“The second issue of Rab-Rab is in two volumes, all together in 500 pages. The focus of the second issue is ‘noise against culture.’ The contributions deal with the formal theory of noise, politics of contradictions, the device of estrangement, materialist film, music and violence, Futurism, Russian avant-garde, improvisation, void, heterophonies, swearwords, communism, ideologies of marriage, class wars and electricity.
Departing from our programme based on the understanding of art practice as a confrontation between formal and political inquiries, our aim in this issue is to use noise as the name for this difficult, disturbing, loud and coercive exploration.
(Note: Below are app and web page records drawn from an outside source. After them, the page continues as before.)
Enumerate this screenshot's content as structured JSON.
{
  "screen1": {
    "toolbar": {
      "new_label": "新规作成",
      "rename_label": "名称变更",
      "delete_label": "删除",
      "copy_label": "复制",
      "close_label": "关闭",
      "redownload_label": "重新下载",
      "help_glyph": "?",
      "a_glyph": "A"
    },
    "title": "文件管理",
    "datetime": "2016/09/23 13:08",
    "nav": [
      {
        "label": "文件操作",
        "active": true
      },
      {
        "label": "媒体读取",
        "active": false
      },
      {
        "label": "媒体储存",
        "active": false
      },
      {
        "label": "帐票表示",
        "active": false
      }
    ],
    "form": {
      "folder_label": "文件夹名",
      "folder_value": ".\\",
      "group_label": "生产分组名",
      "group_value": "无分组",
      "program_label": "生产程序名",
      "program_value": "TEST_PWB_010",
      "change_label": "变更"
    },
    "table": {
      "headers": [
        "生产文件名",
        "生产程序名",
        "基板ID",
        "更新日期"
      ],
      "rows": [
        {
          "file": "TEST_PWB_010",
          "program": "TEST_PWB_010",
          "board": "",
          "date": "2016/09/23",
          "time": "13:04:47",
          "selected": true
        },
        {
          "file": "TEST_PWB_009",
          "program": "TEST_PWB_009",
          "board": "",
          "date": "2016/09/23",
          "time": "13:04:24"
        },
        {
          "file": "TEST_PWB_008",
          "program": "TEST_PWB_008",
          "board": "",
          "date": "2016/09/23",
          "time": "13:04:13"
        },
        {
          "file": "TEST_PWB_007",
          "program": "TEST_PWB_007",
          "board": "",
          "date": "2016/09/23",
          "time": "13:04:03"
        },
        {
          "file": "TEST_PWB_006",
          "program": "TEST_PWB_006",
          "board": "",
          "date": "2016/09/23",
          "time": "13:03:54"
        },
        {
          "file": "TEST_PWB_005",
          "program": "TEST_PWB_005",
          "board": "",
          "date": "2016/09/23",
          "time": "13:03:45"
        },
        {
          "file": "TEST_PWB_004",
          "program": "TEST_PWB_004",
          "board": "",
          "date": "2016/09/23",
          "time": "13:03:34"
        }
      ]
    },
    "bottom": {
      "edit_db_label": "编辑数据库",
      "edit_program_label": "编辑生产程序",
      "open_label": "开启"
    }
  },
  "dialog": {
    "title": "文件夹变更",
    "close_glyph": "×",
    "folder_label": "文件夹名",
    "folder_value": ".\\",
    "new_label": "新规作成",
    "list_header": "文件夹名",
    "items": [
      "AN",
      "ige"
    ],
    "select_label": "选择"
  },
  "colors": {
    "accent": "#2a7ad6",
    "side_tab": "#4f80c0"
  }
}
In many cases the formal and political aspects of noise are two separate things: the former is seen as an issue of information or perception, whereas the latter is usually reduced to a metaphor of spontaneity. But if we change these parameters of discussing the noise from measurable coefficients of failed communication, or from elusive metaphors of contingencies, towards the conceptual references related to ideology and class struggles, then what is understood as noise turns into something else. It can become a valid concept of inquiry, refusing to be pinpointed to conventional academic banalities silly phenomenological artistic fantasies immersed in.”
Contributors to volume A: Dror Feiler, Mazen Kerbaj, Ozren Pupovac, Ben Watson, Michel Chevalier, Jean-Claude Moineau, Taneli Viitahuhta, Henrik Heinonen, Grégoire Rousseau, Bruno Besana, Ivana Momčilović, and François Nicolas.
Contributors to volume B: Darko Suvin, Anthony Iles, Grupa za Konceptualnu Politiku, Mattin, Jyrki Siukonen, Rahel Puffert, Martin Krenn, Jaakko Karhunen, Max Ryynänen, Antti Eskelinen – Eze, Gert Raeithel, Aeron Bergman, Alejandra Salinas, Milica Tomić, Christine Delphy, Peter Gidal, Giovanna Esposito-Yussif, Kari Yli-Annala and Sezgin Boynik.
Edited by Sezgin Boynik
Publisher Rab-Rab Press, Helsinki, Sep 2015
278 & 278 pages